For puppies, and all dogs for that matter, raw oatmeal can be difficult to chew, swallow, and digest. You should cook it until it’s nice and soft, just like you would eat it yourself.
Thus, oatmeal can be a part of your puppy’s diet, but it should not be the mainstay.
What’s so good about oatmeal?
In fact, oats are commonly found in prepared dog foods as a carbohydrate alternative, particularly since dogs are becoming increasingly intolerant of grains, wheat, corn, soy, and gluten. Plus: Oats have the highest protein per calorie of all grains.
In addition to being filling, oatmeal also has these other benefits:
- Vitamin B is known for making your dog’s coat shiny and healthy
- Skin benefits from linoleic acid, an omega-6 fatty acid.

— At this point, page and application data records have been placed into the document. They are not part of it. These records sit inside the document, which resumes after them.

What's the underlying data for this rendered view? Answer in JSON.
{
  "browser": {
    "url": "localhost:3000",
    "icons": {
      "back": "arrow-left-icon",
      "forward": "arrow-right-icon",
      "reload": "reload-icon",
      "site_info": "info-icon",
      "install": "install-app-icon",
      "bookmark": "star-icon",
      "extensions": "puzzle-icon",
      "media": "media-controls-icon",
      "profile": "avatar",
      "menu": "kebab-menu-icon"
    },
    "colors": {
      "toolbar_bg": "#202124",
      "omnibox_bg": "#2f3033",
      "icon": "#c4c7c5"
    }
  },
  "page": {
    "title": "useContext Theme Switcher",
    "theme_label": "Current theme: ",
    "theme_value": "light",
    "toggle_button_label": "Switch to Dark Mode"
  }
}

- High in silicon to keep your puppy’s bones strong.
- In addition to selenium, zinc, manganese, phosphorous, and magnesium, it also contains other essential nutrients.
What’s not so good about oatmeal?

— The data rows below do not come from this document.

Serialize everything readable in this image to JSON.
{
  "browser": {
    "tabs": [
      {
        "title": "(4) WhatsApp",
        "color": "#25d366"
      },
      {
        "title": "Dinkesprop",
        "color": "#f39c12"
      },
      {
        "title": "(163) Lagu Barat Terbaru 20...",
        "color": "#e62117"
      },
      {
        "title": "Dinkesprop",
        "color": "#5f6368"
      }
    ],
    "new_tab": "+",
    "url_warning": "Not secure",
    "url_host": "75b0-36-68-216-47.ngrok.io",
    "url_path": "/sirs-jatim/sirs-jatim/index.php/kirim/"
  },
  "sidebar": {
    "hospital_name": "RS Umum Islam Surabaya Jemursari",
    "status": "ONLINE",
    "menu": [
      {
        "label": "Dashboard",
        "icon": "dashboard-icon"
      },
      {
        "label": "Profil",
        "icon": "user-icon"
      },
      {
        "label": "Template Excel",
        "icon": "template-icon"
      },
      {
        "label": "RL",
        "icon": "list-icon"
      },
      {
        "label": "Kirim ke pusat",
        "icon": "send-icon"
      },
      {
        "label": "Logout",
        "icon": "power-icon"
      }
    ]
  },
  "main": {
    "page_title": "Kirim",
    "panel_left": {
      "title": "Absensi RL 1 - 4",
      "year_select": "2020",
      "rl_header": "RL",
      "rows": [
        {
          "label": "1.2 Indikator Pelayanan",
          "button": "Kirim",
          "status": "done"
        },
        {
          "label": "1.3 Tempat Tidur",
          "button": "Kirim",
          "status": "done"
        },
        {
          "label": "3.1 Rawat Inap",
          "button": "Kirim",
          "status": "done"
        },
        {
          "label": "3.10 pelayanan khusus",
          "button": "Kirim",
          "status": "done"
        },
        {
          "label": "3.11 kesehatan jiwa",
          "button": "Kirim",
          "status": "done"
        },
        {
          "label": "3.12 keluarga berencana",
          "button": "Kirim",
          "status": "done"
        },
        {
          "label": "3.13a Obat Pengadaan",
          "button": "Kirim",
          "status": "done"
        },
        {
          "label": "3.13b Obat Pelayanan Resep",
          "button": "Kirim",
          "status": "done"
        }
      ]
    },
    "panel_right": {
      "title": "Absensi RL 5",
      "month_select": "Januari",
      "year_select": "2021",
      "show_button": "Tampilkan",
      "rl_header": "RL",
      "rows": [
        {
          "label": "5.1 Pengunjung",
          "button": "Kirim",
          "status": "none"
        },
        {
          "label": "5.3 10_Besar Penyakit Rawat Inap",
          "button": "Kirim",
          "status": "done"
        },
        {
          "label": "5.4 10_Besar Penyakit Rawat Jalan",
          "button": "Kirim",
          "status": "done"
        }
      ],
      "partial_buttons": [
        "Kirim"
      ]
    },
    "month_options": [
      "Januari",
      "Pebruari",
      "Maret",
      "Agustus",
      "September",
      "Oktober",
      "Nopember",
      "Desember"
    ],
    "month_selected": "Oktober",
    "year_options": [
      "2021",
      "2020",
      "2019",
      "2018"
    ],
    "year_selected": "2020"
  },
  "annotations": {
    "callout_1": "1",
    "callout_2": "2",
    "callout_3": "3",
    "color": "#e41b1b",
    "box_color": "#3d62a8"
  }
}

In addition to being high in fiber, oatmeal is also high in protein. Now, this can be beneficial if your puppy is constipated. In addition, it is good for dogs that have a hard time staying regular as they age. If your puppy consumes too much fiber, it may experience diarrhea, bloating, and pain.

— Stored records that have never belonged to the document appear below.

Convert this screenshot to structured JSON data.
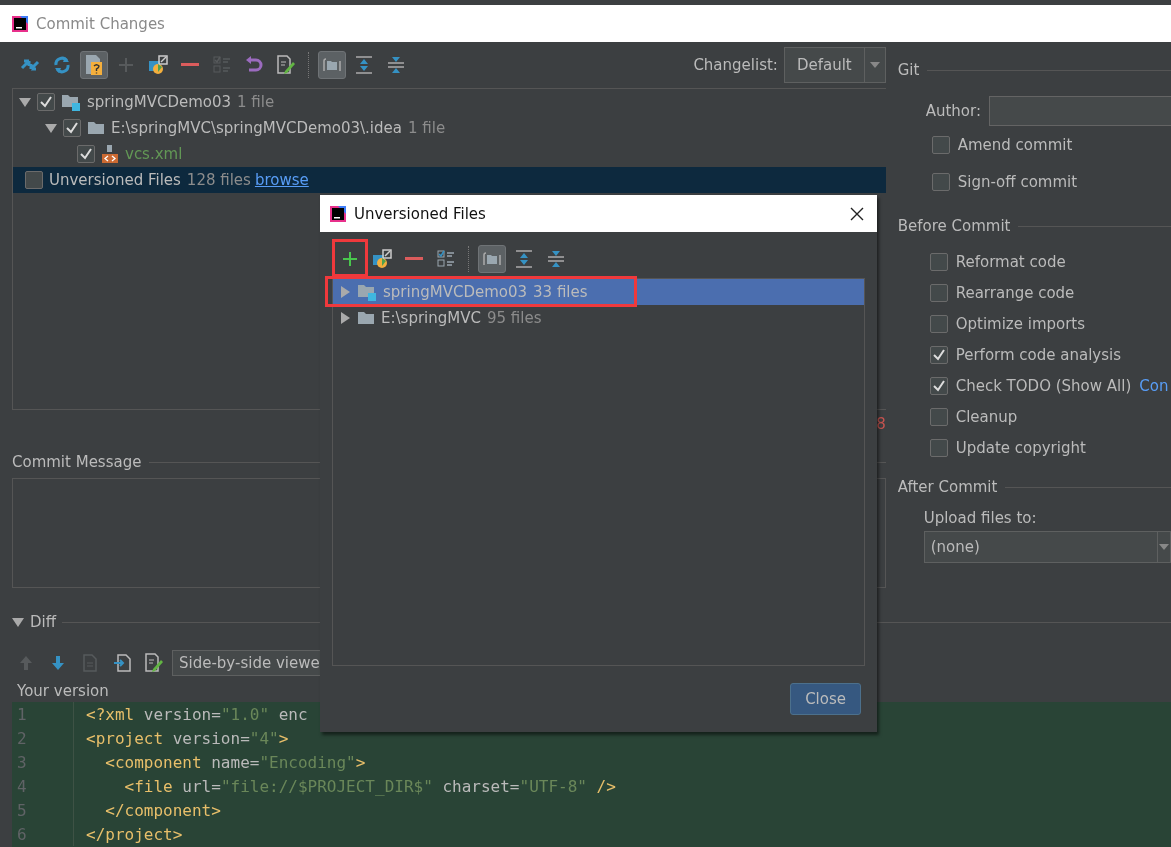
{
  "window": {
    "title": "Commit Changes"
  },
  "toolbar": [
    {
      "kind": "diff",
      "on": false,
      "disabled": false
    },
    {
      "kind": "refresh",
      "on": false,
      "disabled": false
    },
    {
      "kind": "unversioned",
      "on": true,
      "disabled": false
    },
    {
      "kind": "add",
      "on": false,
      "disabled": true
    },
    {
      "kind": "move",
      "on": false,
      "disabled": false
    },
    {
      "kind": "remove",
      "on": false,
      "disabled": false
    },
    {
      "kind": "checklist",
      "on": false,
      "disabled": true
    },
    {
      "kind": "undo",
      "on": false,
      "disabled": false
    },
    {
      "kind": "edit",
      "on": false,
      "disabled": false
    },
    {
      "kind": "group",
      "on": true,
      "disabled": false
    },
    {
      "kind": "expand",
      "on": false,
      "disabled": false
    },
    {
      "kind": "collapse",
      "on": false,
      "disabled": false
    }
  ],
  "changelist": {
    "label": "Changelist:",
    "value": "Default"
  },
  "tree": [
    {
      "kind": "module",
      "label": "springMVCDemo03",
      "count": "1 file",
      "checked": true,
      "expanded": true,
      "selected": false,
      "children": [
        {
          "kind": "folder",
          "label": "E:\\springMVC\\springMVCDemo03\\.idea",
          "count": "1 file",
          "checked": true,
          "expanded": true,
          "selected": false,
          "children": [
            {
              "kind": "xml",
              "label": "vcs.xml",
              "checked": true,
              "selected": false
            }
          ]
        }
      ]
    },
    {
      "kind": "plain",
      "label": "Unversioned Files",
      "count": "128 files",
      "link": "browse",
      "checked": false,
      "selected": true
    }
  ],
  "stray_number": "8",
  "commit_message": {
    "label": "Commit Message"
  },
  "diff": {
    "label": "Diff",
    "expanded": true,
    "toolbar": [
      {
        "kind": "up",
        "disabled": true
      },
      {
        "kind": "down",
        "disabled": false
      },
      {
        "kind": "doc",
        "disabled": true
      },
      {
        "kind": "import",
        "disabled": false
      },
      {
        "kind": "edit",
        "disabled": false
      }
    ],
    "viewer": "Side-by-side viewe",
    "caption": "Your version",
    "lines": [
      {
        "number": "1",
        "tokens": [
          {
            "kind": "tag",
            "text": "<?xml"
          },
          {
            "kind": "attr",
            "text": " version="
          },
          {
            "kind": "value",
            "text": "\"1.0\""
          },
          {
            "kind": "attr",
            "text": " enc"
          }
        ]
      },
      {
        "number": "2",
        "tokens": [
          {
            "kind": "tag",
            "text": "<project"
          },
          {
            "kind": "attr",
            "text": " version="
          },
          {
            "kind": "value",
            "text": "\"4\""
          },
          {
            "kind": "tag",
            "text": ">"
          }
        ]
      },
      {
        "number": "3",
        "tokens": [
          {
            "kind": "tag",
            "text": "  <component"
          },
          {
            "kind": "attr",
            "text": " name="
          },
          {
            "kind": "value",
            "text": "\"Encoding\""
          },
          {
            "kind": "tag",
            "text": ">"
          }
        ]
      },
      {
        "number": "4",
        "tokens": [
          {
            "kind": "tag",
            "text": "    <file"
          },
          {
            "kind": "attr",
            "text": " url="
          },
          {
            "kind": "value",
            "text": "\"file://$PROJECT_DIR$\""
          },
          {
            "kind": "attr",
            "text": " charset="
          },
          {
            "kind": "value",
            "text": "\"UTF-8\""
          },
          {
            "kind": "tag",
            "text": " />"
          }
        ]
      },
      {
        "number": "5",
        "tokens": [
          {
            "kind": "tag",
            "text": "  </component>"
          }
        ]
      },
      {
        "number": "6",
        "tokens": [
          {
            "kind": "tag",
            "text": "</project>"
          }
        ]
      }
    ]
  },
  "git": {
    "title": "Git",
    "author_label": "Author:",
    "options": [
      {
        "label": "Amend commit",
        "checked": false
      },
      {
        "label": "Sign-off commit",
        "checked": false
      }
    ]
  },
  "before_commit": {
    "title": "Before Commit",
    "options": [
      {
        "label": "Reformat code",
        "checked": false
      },
      {
        "label": "Rearrange code",
        "checked": false
      },
      {
        "label": "Optimize imports",
        "checked": false
      },
      {
        "label": "Perform code analysis",
        "checked": true
      },
      {
        "label": "Check TODO (Show All)",
        "checked": true,
        "link": "Con"
      },
      {
        "label": "Cleanup",
        "checked": false
      },
      {
        "label": "Update copyright",
        "checked": false
      }
    ]
  },
  "after_commit": {
    "title": "After Commit",
    "upload_label": "Upload files to:",
    "upload_value": "(none)"
  },
  "dialog": {
    "title": "Unversioned Files",
    "toolbar": [
      {
        "kind": "add",
        "on": false
      },
      {
        "kind": "move",
        "on": false
      },
      {
        "kind": "remove",
        "on": false
      },
      {
        "kind": "checklist",
        "on": false
      },
      {
        "kind": "group",
        "on": true
      },
      {
        "kind": "expand",
        "on": false
      },
      {
        "kind": "collapse",
        "on": false
      }
    ],
    "tree": [
      {
        "kind": "module",
        "label": "springMVCDemo03",
        "count": "33 files",
        "expanded": false,
        "selected": true
      },
      {
        "kind": "folder",
        "label": "E:\\springMVC",
        "count": "95 files",
        "expanded": false,
        "selected": false
      }
    ],
    "close": "Close"
  }
}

The calorie content of oatmeal is higher than that of rice. Good, lots of energy, right?
Well, sort of.
The consumption of too many calories can also lead to obesity. As long as our puppies can still fit into their puppy pants, they’ll be happy.
Balance is important here. Oatmeal doesn’t provide all the nutrients a puppy requires. But it does provide some. What if you can get that something from somewhere else, such as rice?
Rice vs Oatmeal
Maybe you’re thinking, “gee, it sounds like oatmeal has some problems.”. Can’t I just use rice instead?
Rice is awesome! In commercial dog foods, it is often added as well as oatmeal. It contains high levels of carbohydrates and is gluten-free.
Rice is also like oatmeal in that it can be purchased in bulk quantities. Rice and oatmeal are both easily prepared and relatively inexpensive.
Dogs and puppies tend to digest white rice the easiest because it is the most affordable variety. Due to its plain nature, it is often used to soothe upset stomachs. In addition, it is high in calories and is often seen as the rice with the most “empty carbs.”
Besides being more nutrient-rich and higher in vitamins than white rice, brown rice has a high fiber content that is sometimes used to help adult dogs lose weight. If your dog – or puppy – has gastrointestinal issues, this could pose a problem.
The most expensive type of rice is wild rice. Rice that is high in protein, antioxidants, fiber, and nutrients like potassium, vitamin B, magnesium, and zinc is the best rice to feed your dog.
The amount of rice that your dog consumes should not exceed 10% of their daily caloric intake. This is especially important for puppies who need as many nutrients as possible.
In other words, it’s not really an oatmeal vs. rice argument. Try both to maximize your puppy’s nutrition intake. Pay attention to your puppy’s digestion and diarrhea and make adjustments as necessary. Use the 10% rule for both and nothing will go wrong.
Also, when it comes to rice, there’s no seasoning or additives! It’s plain and simple.
In other words, puppies can totally eat oatmeal.
As many dog and puppy owners transition to using natural foods, it’s important to remember that puppies have very specific nutritional requirements. If oatmeal is prepared properly, it can be a good source of nutrition for puppies.
Rice is not to be forgotten! Oats and rice are both inexpensive, are available in large quantities, and can be prepared quickly and easily. The use of both interchangeably is not harmful – in fact, it may have some benefits.
If you want to read more about dog food tips, read here: Dog Food Tips and Tricks.